The dollar was down 0.4 percent at 108.81 yen, having slid to as low as 108.33 yen in early Asian trade on Tuesday, its lowest level since mid-April.
A risk-averse mood prevailed in the region following the missile launch, with Japan’s Nikkei stock index falling to its lowest level in nearly four months.
The yen tends to benefit during times of geopolitical or financial stress as Japan is the world’s biggest creditor nation and has a current account surplus.
There is also an assumption that Japanese investors might eventually repatriate funds if market turmoil persists and dampens their risk appetite. North Korea fired a missile early on Tuesday that flew over Japan and landed in waters off Hokkaido, in a sharp escalation of tensions on the Korean peninsula.
“Based on past patterns in which the yen has gained on such incidences, speculators reacted immediately to the North Korean missile headlines, taking dollar/yen to the intraday lows,” said Mitsuo Imaizumi, chief FX strategist at Daiwa Securities.
The United States, Japan and South Korea asked for a United Nations Security Council meeting to discuss the test, diplomats said. A meeting of the 15-member Security Council would be held later on Tuesday, they said.
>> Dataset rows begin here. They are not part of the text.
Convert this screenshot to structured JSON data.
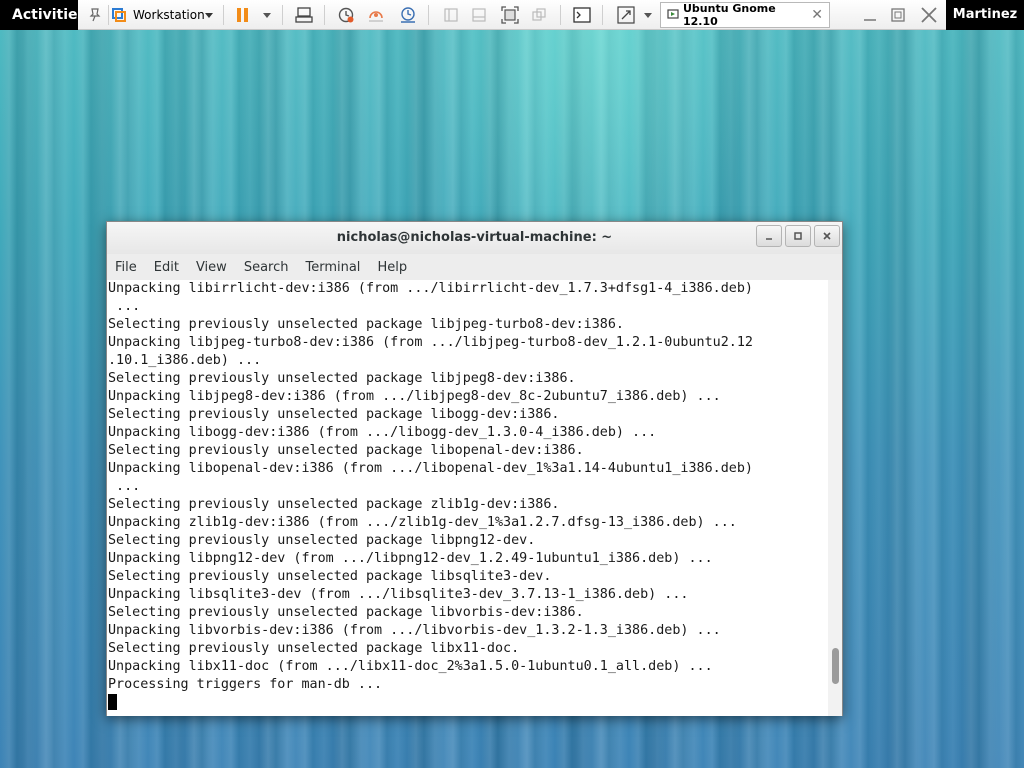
{
  "topbar": {
    "activities": "Activities",
    "user": "Martinez"
  },
  "vmware": {
    "workstation_label": "Workstation",
    "tab_title": "Ubuntu Gnome 12.10",
    "icons": [
      "pin-icon",
      "workstation-logo-icon",
      "dropdown-icon",
      "pause-icon",
      "send-keys-icon",
      "snapshot-icon",
      "revert-snapshot-icon",
      "snapshot-manager-icon",
      "console-view-icon",
      "quick-switch-icon",
      "fullscreen-icon",
      "unity-icon",
      "terminal-console-icon",
      "stretch-icon",
      "tab-vm-icon",
      "minimize-icon",
      "restore-icon",
      "close-icon"
    ]
  },
  "terminal": {
    "title": "nicholas@nicholas-virtual-machine: ~",
    "menu": [
      "File",
      "Edit",
      "View",
      "Search",
      "Terminal",
      "Help"
    ],
    "lines": [
      "Unpacking libirrlicht-dev:i386 (from .../libirrlicht-dev_1.7.3+dfsg1-4_i386.deb)",
      " ...",
      "Selecting previously unselected package libjpeg-turbo8-dev:i386.",
      "Unpacking libjpeg-turbo8-dev:i386 (from .../libjpeg-turbo8-dev_1.2.1-0ubuntu2.12",
      ".10.1_i386.deb) ...",
      "Selecting previously unselected package libjpeg8-dev:i386.",
      "Unpacking libjpeg8-dev:i386 (from .../libjpeg8-dev_8c-2ubuntu7_i386.deb) ...",
      "Selecting previously unselected package libogg-dev:i386.",
      "Unpacking libogg-dev:i386 (from .../libogg-dev_1.3.0-4_i386.deb) ...",
      "Selecting previously unselected package libopenal-dev:i386.",
      "Unpacking libopenal-dev:i386 (from .../libopenal-dev_1%3a1.14-4ubuntu1_i386.deb)",
      " ...",
      "Selecting previously unselected package zlib1g-dev:i386.",
      "Unpacking zlib1g-dev:i386 (from .../zlib1g-dev_1%3a1.2.7.dfsg-13_i386.deb) ...",
      "Selecting previously unselected package libpng12-dev.",
      "Unpacking libpng12-dev (from .../libpng12-dev_1.2.49-1ubuntu1_i386.deb) ...",
      "Selecting previously unselected package libsqlite3-dev.",
      "Unpacking libsqlite3-dev (from .../libsqlite3-dev_3.7.13-1_i386.deb) ...",
      "Selecting previously unselected package libvorbis-dev:i386.",
      "Unpacking libvorbis-dev:i386 (from .../libvorbis-dev_1.3.2-1.3_i386.deb) ...",
      "Selecting previously unselected package libx11-doc.",
      "Unpacking libx11-doc (from .../libx11-doc_2%3a1.5.0-1ubuntu0.1_all.deb) ...",
      "Processing triggers for man-db ..."
    ],
    "scroll_position": 0.93
  }
}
The risk of further falls in the dollar against the yen can’t be ruled out given the simmering geopolitical tensions, said Teppei Ino, analyst for Bank of Tokyo-Mitsubishi UFJ in Singapore.
“It doesn’t look like the situation is settling down, so I think you need to stay on guard,” Ino said. “It’s very hard to get a good read on what might happen after this,” he added.
The Swiss franc touched a one-month high of 0.9498 franc per dollar at one point. The safe haven Swiss franc later pulled back to 0.9522.
The dollar was already on the defensive, particularly against the euro, after Federal Reserve Chair Janet Yellen did not mention monetary policy at a central bankers’ summit in Jackson Hole last week, and as European Central Bank President Mario Draghi’s held back from talking down the euro at the same meeting.
The dollar had also weakened after Tropical Storm Harvey paralysed Houston, Texas, and many oil refineries in the U.S. Gulf Coast, spurring worries about the storm’s potential impact on the U.S. economy.
The euro was down 0.1 percent at $1.1969. Earlier on Tuesday the euro rose to $1.1986, its highest since January 2015.
The dollar index against a basket of six major currencies was little changed at 92.207 by late morning, recouping early losses.
In early Asian trade, the dollar index had touched its weakest level since May 2016. A drop below the May 2016 trough of 91.919 would take the index to its lowest since January 2015.